LB: Well, renewables have done surprisingly well, they’ve kept growing throughout this period, whereas in the US both oil and coal use have declined in the past two years. Renewables have been growing and I think they’re going to continue to grow. We’ve seen - I think we’re through the worst part of the economic trauma, if you will, and I think we’re going to see huge growth in wind and solar this year worldwide. I mean I think it was last year, for the first time worldwide, more new capital went into renewable energy sources than into traditional energy sources.
RH: Well it’s nice to hear some good news for a change.
LB: That is, it’s exciting.
RH: What about other renewable energy sources like tidal, geothermal, biofuels, and so on?

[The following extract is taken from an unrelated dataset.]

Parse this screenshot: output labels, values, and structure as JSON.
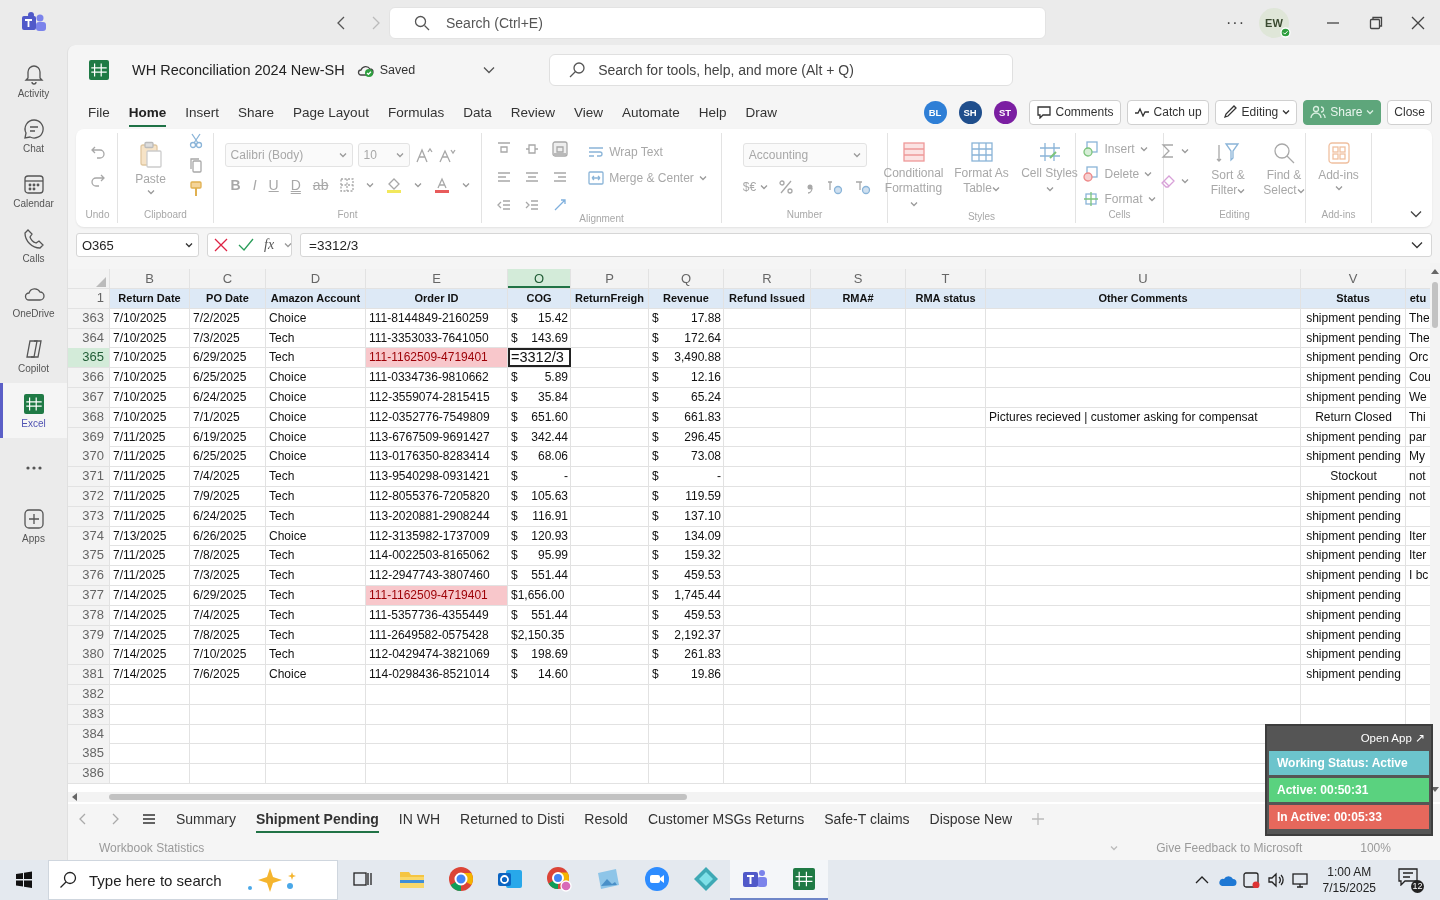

LB: In the United States we now we have something like 140 geothermal powerplants under construction or in the development stage. And that’s going to lead to some very substantial growth. They are almost all in the western US states, states led by Nevada, Idaho, Utah, California. So we’re seeing growth there. We’re also seeing a lot of interest in solar thermal. Solar cells have been growing at a pretty good clip, but solar thermal has attracted a lot of recent interest. And it’s partly because of the so called molten salt technology that enables these power plants to use excess heat during the day to melt salt, literally melt the salt and turn it into a liquid stage, and then, since by nature salt is crystalline, after the sun goes down the molten salt will revert back to a crystalline form but it gives off energy in the process. It’s about 97% efficient. That is, about 97% of the energy you invest in melting the salt, you can take out as heat. So that really addresses one of the major problems with solar energy which is ‘what do you do after the sun goes down?’ And this technology will provide another 6 hours of generating capacity to take you to midnight or so.

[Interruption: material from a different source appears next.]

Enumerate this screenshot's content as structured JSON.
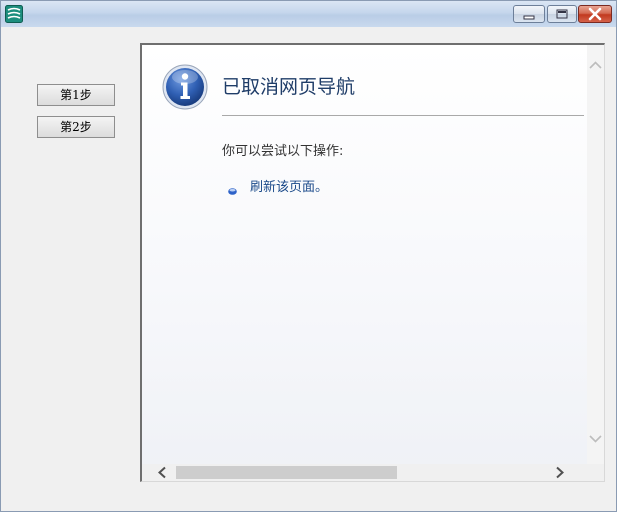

RH: Right, as you say this is very promising technology, particularly for the American southwest - Spanish companies are helping to develop some of that technology. How about colder regions like the American northeast, what are folks up there, what can they look to in terms of renewable energy for things like home heating and electricity generation?

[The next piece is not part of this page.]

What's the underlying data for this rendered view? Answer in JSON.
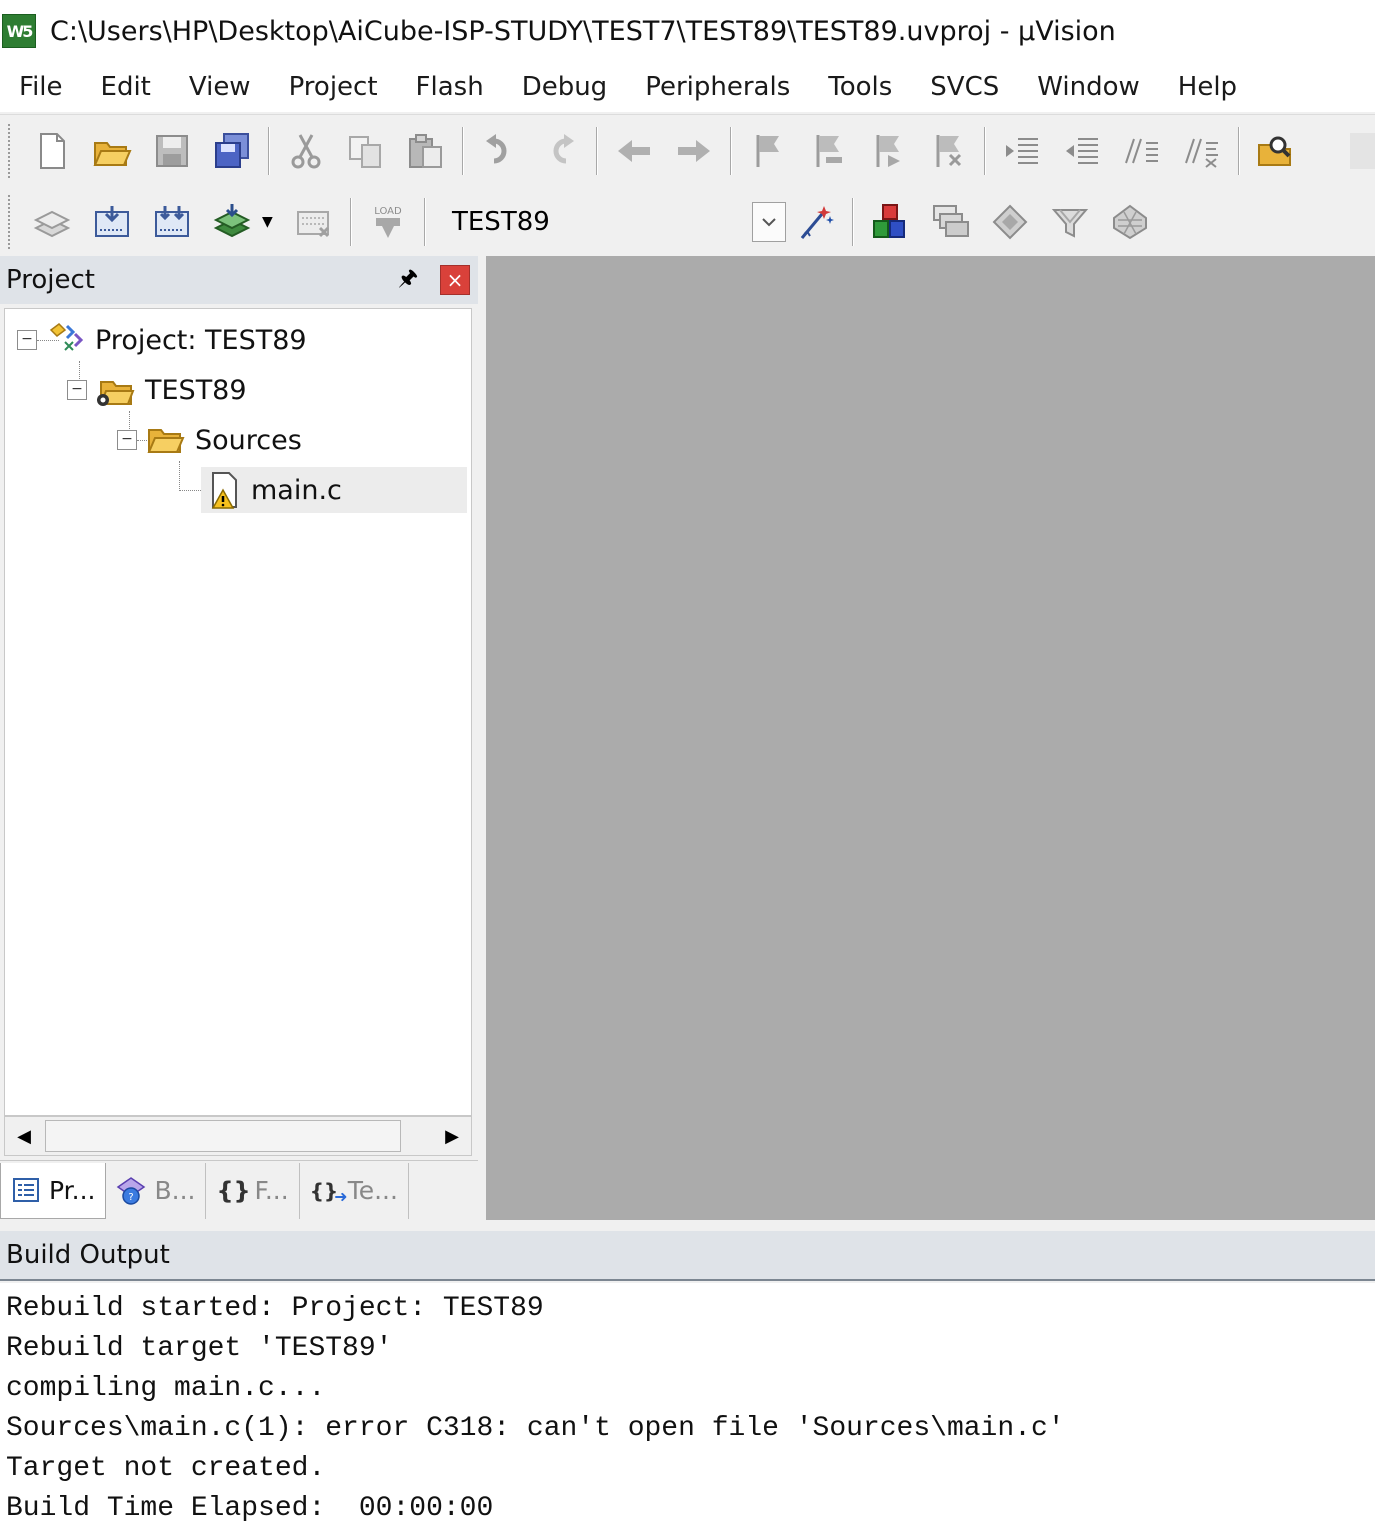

LB: Well we’re seeing pretty rapid growth in the northeastern US, in fact just within the last week or so the 11 Governors of the northeastern states met to devise a common strategy for developing offshore wind resources. Much of our wind is offshore, but because the east coast is rather shallow, it’s fairly easy to develop it. So we’re beginning to see momentum building now with states from Maine to Maryland wanting to develop very substantial offshore wind operations.
RH: Terrific. Well, this new version of the Plan B book sounds like it actually has not only up to date information but also some encouraging and important information that I hope all our watchers and listeners will avail themselves of. It’s such an important resource that you’re providing for the world right now. We desperately need a plan B. And your book is the resource, it’s the place to go, so thank you so much for doing this work Lester.
LB: My pleasure. Things are beginning to happen pretty fast now, that’s the good news.
RH: Terrific. Well it’s been great speaking with you, and more power to you!
LB: Keep up the great work Richard.
RH: Thank you.